In the early hours of yesterday morning, 15 Vietnamese nationals were detained by airport customs in Hong Kong after a routine inspection uncovered that the passengers were carrying 790 kilograms of ivory in their 32 suitcases. The massive amount said to be worth 7.9 million HKD (1 million USD), according to SCMP.
The suitcases, when opened, expelled a strong smell and were apparently still covered in large amounts of dried blood. They contained both raw and semi-finished products such as bangles and prayer beads. Tom Milliken from Traffic, a wildlife trade network, believes this indicates the ivory was heading to China "because [...] the name seals… are not commonly found on the Thai market".
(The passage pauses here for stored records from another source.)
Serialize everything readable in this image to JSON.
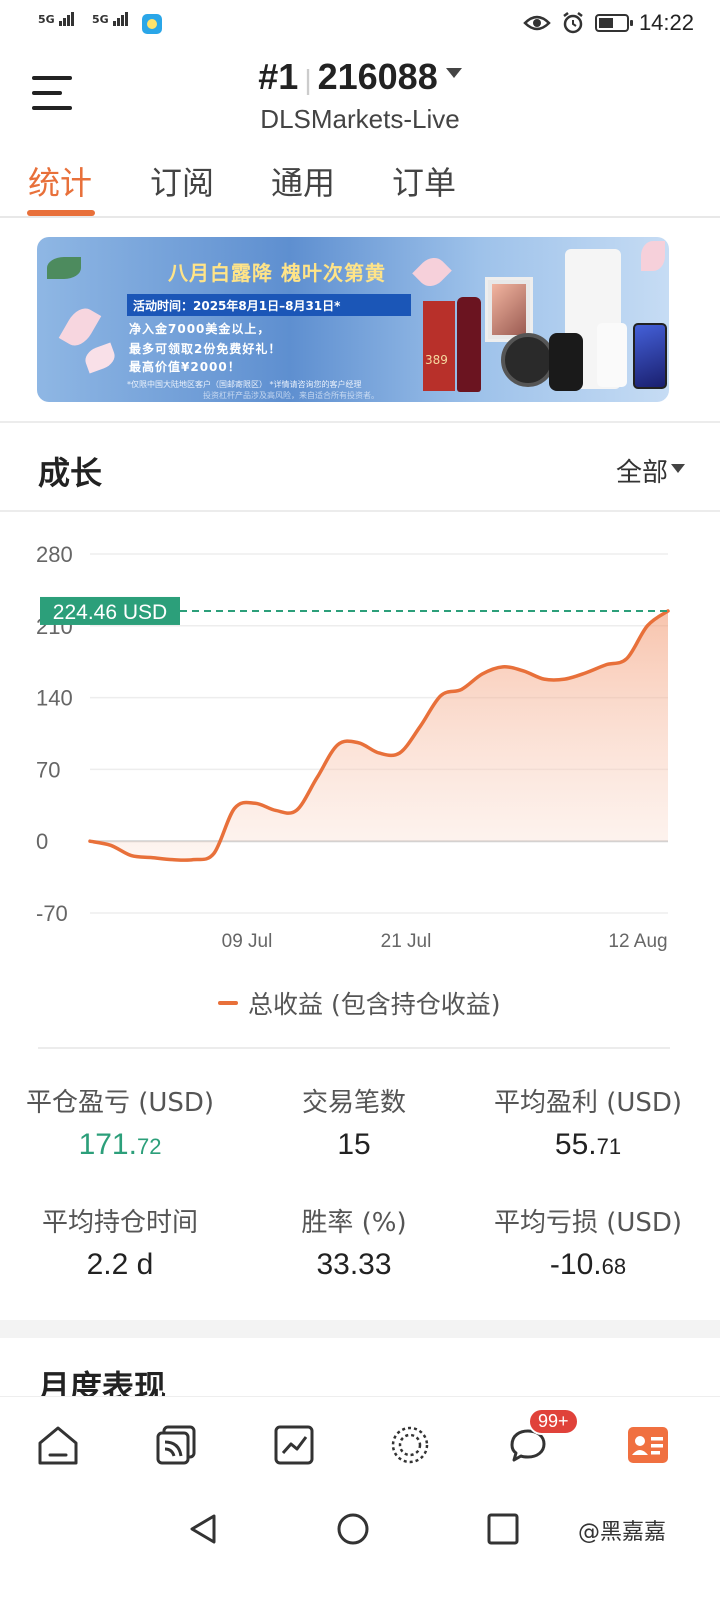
{
  "status_bar": {
    "sim1": "5G",
    "sim2": "5G",
    "time": "14:22"
  },
  "header": {
    "account_number": "#1",
    "account_id": "216088",
    "server": "DLSMarkets-Live"
  },
  "tabs": [
    {
      "label": "统计",
      "active": true
    },
    {
      "label": "订阅",
      "active": false
    },
    {
      "label": "通用",
      "active": false
    },
    {
      "label": "订单",
      "active": false
    }
  ],
  "banner": {
    "title": "八月白露降  槐叶次第黄",
    "date_line": "活动时间：2025年8月1日–8月31日*",
    "line1": "净入金7000美金以上，",
    "line2": "最多可领取2份免费好礼！",
    "line3": "最高价值¥2000！",
    "note1": "*仅限中国大陆地区客户（国邮寄限区）  *详情请咨询您的客户经理",
    "note2": "投资杠杆产品涉及高风险，来自适合所有投资者。",
    "price_tag": "389"
  },
  "growth": {
    "title": "成长",
    "range_label": "全部"
  },
  "chart_data": {
    "type": "area",
    "ylim": [
      -70,
      280
    ],
    "y_ticks": [
      "280",
      "210",
      "140",
      "70",
      "0",
      "-70"
    ],
    "x_ticks": [
      "09 Jul",
      "21 Jul",
      "12 Aug"
    ],
    "current_label": "224.46 USD",
    "current_value": 224.46,
    "series": [
      {
        "name": "总收益 (包含持仓收益)",
        "color": "#e8703a",
        "values": [
          0,
          -4,
          -14,
          -16,
          -18,
          -18,
          -12,
          32,
          37,
          30,
          30,
          62,
          94,
          96,
          86,
          86,
          112,
          142,
          148,
          163,
          170,
          166,
          158,
          158,
          164,
          172,
          178,
          210,
          224.46
        ]
      }
    ]
  },
  "legend": {
    "label": "总收益 (包含持仓收益)"
  },
  "stats": [
    {
      "label": "平仓盈亏 (USD)",
      "int": "171.",
      "frac": "72",
      "color": "#2c9f7a"
    },
    {
      "label": "交易笔数",
      "int": "15",
      "frac": ""
    },
    {
      "label": "平均盈利 (USD)",
      "int": "55.",
      "frac": "71"
    },
    {
      "label": "平均持仓时间",
      "int": "2.2 d",
      "frac": ""
    },
    {
      "label": "胜率 (%)",
      "int": "33.33",
      "frac": ""
    },
    {
      "label": "平均亏损 (USD)",
      "int": "-10.",
      "frac": "68"
    }
  ],
  "monthly": {
    "title": "月度表现"
  },
  "bottom_nav": {
    "items": [
      "home-icon",
      "copy-trade-icon",
      "chart-icon",
      "community-icon",
      "chat-icon",
      "profile-card-icon"
    ],
    "chat_badge": "99+",
    "active_color": "#f07040"
  },
  "watermark": "@黑嘉嘉",
  "colors": {
    "accent": "#e8703a",
    "label_green": "#2c9f7a"
  }
}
The men and women, aged 20 to 50 had flown from Angola, which "makes sense [as the source] because it is one of the largest-worked ivory markets in Africa," Milliken explained. The group were said to be "surprised" at being arrested. None of the members spoke English, Cantonese or Putonghua and had flown from Angola to Hong Kong via Ethiopia in an attempt to avoid detection.
Ng King-hong, head of Customs and Excise airport command, took the matter a bit more personally. He said "Hong Kong Customs has stepped up its enforcement of all contraband, including ivory" and felt that this case tried to take advantage of the "advanced aviation network".
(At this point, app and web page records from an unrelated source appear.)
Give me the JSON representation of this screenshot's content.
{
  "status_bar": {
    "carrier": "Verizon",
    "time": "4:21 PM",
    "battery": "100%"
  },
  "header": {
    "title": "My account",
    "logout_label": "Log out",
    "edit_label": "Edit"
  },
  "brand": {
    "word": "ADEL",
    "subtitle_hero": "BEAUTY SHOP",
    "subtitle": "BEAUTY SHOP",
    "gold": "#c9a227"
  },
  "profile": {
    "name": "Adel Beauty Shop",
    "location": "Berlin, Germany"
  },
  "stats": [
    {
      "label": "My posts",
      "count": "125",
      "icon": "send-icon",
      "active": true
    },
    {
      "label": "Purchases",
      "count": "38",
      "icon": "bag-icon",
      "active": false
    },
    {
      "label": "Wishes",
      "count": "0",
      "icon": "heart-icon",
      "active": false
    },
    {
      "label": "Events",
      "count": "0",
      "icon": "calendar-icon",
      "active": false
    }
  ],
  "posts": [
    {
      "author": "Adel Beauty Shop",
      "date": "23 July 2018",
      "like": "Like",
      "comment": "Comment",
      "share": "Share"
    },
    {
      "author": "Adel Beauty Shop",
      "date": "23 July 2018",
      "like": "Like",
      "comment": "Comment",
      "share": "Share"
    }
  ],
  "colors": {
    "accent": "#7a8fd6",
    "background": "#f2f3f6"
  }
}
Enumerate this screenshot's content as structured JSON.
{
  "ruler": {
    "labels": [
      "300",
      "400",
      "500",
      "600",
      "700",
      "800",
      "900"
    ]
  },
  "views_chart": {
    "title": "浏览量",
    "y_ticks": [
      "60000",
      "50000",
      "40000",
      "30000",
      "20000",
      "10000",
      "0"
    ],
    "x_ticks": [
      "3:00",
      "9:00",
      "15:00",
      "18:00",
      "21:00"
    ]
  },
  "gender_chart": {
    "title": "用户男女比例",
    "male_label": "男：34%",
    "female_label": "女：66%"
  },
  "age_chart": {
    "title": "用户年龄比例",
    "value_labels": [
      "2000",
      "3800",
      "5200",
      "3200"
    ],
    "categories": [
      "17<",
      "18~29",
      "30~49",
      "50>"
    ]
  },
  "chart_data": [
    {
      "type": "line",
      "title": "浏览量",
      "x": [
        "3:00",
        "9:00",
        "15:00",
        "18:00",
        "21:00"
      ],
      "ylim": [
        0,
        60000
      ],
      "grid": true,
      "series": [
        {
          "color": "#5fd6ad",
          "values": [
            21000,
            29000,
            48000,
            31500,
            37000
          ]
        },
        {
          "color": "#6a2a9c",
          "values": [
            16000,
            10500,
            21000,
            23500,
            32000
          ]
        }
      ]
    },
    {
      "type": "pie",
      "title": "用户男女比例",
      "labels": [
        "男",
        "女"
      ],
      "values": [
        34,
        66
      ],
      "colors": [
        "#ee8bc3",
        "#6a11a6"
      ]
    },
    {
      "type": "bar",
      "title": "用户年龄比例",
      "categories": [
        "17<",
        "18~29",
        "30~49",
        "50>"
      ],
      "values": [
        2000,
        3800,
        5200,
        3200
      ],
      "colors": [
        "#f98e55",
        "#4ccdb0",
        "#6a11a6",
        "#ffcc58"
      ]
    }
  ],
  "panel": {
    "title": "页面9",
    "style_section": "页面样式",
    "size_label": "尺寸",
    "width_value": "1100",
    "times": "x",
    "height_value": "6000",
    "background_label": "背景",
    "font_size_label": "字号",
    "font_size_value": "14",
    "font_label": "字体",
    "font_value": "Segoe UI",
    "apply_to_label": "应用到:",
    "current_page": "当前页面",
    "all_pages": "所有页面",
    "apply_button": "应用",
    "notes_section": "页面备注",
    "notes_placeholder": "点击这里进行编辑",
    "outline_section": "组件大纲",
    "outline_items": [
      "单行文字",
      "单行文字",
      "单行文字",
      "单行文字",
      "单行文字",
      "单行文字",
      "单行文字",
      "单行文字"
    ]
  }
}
With more ivory consumption hotspots arising, Wild Aid executive director Peter Knights thinks the crackdown is "much-needed" if the levels of ivory smuggling is to be reduced, before acknowledging the efforts "would be greatly facilitated by a total sales ban on ivory".
In May, Hong Kong began its incineration of around 28 tons of elephant tusks and ivory-made jewelry in what's been called the largest display of such a dissolve against the illegal wildlife trade in the city yet.
A massive public destruction of ivory was also held in January in mainland China, where illegal ivory trade continues to be a huge issue.